Menopause, the transition age: there are many names for this period in a woman's life and there are different words and synonyms for it. In Japan, and much of Asia, menopause is referred to as "new spring" - i.e. it is seen as a new positive phase in a woman's life.
The different phases of menopause
In menopause, oestrogen levels slowly decline and eventually settle at a stable low level. Menstruation stops as the function of the ovaries decreases and it is no longer possible to get pregnant. All women go through the menopause, it is not dangerous and it is not a disease, it is simply part of the natural ageing process.
Perimenopause is the time before you experience menopause, the last period of your life. Perimenopause usually occurs 5-10 years before menopause, and one of the first symptoms many women experience is that their menstrual cycle starts to become irregular. However, it is not uncommon to start experiencing early menopausal symptoms in your mid to late 30s without realising that it is related to the menopause.
Menopause is the absence of menstruation for the last 12 months and usually occurs around the age of 50-51. Menopause comes from Greek and not surprisingly means "end of menstruation". But when it happens depends largely on hereditary factors, so if you have a mum or sister to ask, you may be able to get some indication of when it will happen to you. There are 34 official menopause symptoms, so it's very likely that you will experience changes in your body.
The time after menopause is usually referred to as post-menopause.
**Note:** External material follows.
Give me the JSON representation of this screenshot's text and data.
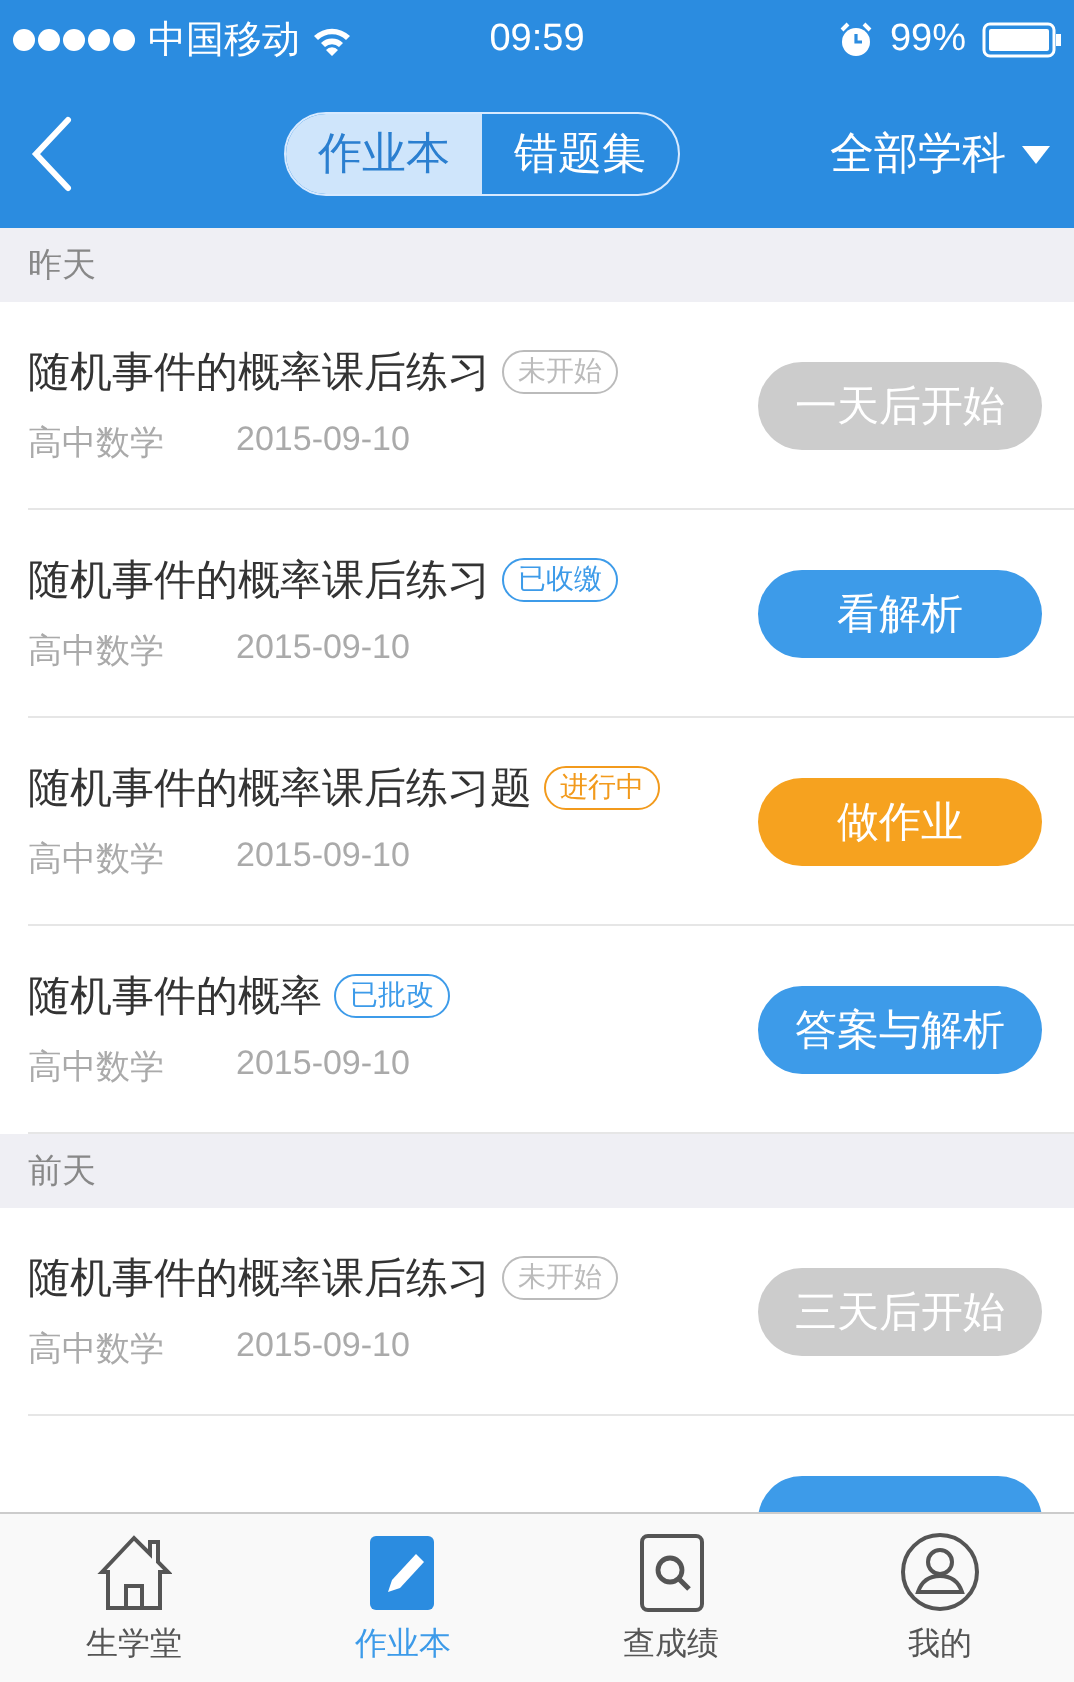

However, some people only use the term menopause, which is the whole period from when you start having irregular periods until the menopausal symptoms disappear.
The number of years after menopause varies, i.e. the time after menopause can be anything from 6 months to 10 years.
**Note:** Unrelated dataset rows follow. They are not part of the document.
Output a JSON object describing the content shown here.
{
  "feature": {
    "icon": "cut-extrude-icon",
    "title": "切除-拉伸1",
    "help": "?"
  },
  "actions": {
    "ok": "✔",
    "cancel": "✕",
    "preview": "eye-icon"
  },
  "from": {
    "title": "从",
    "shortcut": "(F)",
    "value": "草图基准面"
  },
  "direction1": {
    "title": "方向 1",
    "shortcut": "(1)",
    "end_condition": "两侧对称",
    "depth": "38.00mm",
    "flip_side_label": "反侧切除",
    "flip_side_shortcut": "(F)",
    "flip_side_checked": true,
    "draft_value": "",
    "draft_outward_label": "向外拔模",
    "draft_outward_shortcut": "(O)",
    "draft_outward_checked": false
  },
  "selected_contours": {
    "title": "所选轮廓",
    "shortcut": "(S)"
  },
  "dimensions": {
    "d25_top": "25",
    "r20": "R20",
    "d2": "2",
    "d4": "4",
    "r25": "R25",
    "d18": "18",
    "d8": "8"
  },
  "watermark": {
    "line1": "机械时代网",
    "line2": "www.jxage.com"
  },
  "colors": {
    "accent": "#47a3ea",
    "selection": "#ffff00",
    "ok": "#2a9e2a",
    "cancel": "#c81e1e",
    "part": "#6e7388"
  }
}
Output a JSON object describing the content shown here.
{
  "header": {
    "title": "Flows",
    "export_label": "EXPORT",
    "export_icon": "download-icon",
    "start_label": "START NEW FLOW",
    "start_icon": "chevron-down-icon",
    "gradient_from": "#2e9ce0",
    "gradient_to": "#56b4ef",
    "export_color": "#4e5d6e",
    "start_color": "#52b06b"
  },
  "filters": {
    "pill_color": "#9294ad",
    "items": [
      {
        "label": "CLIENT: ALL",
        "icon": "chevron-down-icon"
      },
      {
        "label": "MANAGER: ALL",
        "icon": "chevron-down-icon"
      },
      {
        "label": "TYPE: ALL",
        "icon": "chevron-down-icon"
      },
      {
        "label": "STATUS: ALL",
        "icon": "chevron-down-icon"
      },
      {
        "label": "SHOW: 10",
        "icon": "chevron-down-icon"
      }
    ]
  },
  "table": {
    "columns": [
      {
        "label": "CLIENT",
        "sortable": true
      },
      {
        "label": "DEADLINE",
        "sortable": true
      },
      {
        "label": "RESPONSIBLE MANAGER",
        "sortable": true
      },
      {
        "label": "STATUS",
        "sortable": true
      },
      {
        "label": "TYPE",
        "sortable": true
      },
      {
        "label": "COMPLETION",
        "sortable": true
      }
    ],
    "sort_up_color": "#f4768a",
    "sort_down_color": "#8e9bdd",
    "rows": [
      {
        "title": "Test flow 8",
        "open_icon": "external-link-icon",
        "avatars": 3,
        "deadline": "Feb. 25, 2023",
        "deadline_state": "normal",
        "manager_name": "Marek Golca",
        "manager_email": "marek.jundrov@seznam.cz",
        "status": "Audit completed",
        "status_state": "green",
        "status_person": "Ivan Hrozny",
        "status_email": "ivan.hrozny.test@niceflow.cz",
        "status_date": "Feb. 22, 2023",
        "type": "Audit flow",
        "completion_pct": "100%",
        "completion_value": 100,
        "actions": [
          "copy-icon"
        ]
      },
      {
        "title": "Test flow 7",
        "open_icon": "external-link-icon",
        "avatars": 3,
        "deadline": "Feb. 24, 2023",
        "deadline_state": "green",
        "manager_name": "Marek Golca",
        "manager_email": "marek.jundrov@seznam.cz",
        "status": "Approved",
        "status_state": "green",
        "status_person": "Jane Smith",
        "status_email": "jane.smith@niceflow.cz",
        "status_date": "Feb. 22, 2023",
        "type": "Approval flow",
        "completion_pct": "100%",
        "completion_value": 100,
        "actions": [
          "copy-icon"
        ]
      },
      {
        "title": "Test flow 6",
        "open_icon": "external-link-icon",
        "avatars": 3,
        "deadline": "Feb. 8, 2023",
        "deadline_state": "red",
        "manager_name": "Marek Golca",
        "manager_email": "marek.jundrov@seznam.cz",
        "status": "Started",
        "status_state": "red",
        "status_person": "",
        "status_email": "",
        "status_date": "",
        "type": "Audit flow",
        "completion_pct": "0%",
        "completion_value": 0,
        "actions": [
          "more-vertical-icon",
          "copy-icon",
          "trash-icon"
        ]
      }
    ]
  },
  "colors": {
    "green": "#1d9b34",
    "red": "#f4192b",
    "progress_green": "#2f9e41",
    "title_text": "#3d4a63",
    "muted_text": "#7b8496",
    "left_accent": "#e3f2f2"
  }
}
Why does the menopause happen, i.e. what controls the menopause?
A woman is born with several million egg cells. During our childbearing years, some of these follicles mature and are released once a month, and if they have not been fertilised, your period comes. The ovarian follicles produce oestrogen, and when the ovarian follicles run out, it means that oestrogen production is reduced and you are in menopause. This is simply what triggers the menopause. Read more here about different tests to find out if you are in menopause.
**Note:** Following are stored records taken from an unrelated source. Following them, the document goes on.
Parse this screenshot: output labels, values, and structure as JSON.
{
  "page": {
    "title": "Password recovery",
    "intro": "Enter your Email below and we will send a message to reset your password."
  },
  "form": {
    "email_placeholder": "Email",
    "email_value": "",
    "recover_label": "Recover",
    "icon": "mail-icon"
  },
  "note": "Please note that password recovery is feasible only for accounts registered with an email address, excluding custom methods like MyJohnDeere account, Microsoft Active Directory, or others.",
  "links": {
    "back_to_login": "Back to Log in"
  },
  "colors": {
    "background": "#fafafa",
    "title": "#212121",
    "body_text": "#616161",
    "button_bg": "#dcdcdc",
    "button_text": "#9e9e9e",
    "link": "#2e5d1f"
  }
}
What does the menopause feel like?
Some will experience all 34 official menopause symptoms, while others will go through this time without noticing anything. However, many will experience hot flushes, sweating and disturbed sleep. It is also common to feel depressed. Other common problems include stress, weight gain and joint pain. Sex drive can also be negatively affected.
For many symptoms, lifestyle changes can work miracles. Sleep and stress, exercise and diet can all be adjusted by really quite simple means and the health benefits are good. Depression may well be due to poor sleep and diet, resulting in weight gain and a vicious cycle and unhealthy lifestyle. Try to avoid self-medicating with alcohol, for example. It may help for the moment with both mood and pain, but it makes you sleep worse, causes more stress, and alcohol is high in sugar, which may make you gain even more weight.
If you've tried it yourself and don't find a strategy that works, seek medical help. You can see a physiotherapist, a midwife or a gynaecologist. You may be prescribed exercises or medication (oestrogen). As long as you find a way that makes you feel good, that's the way to go.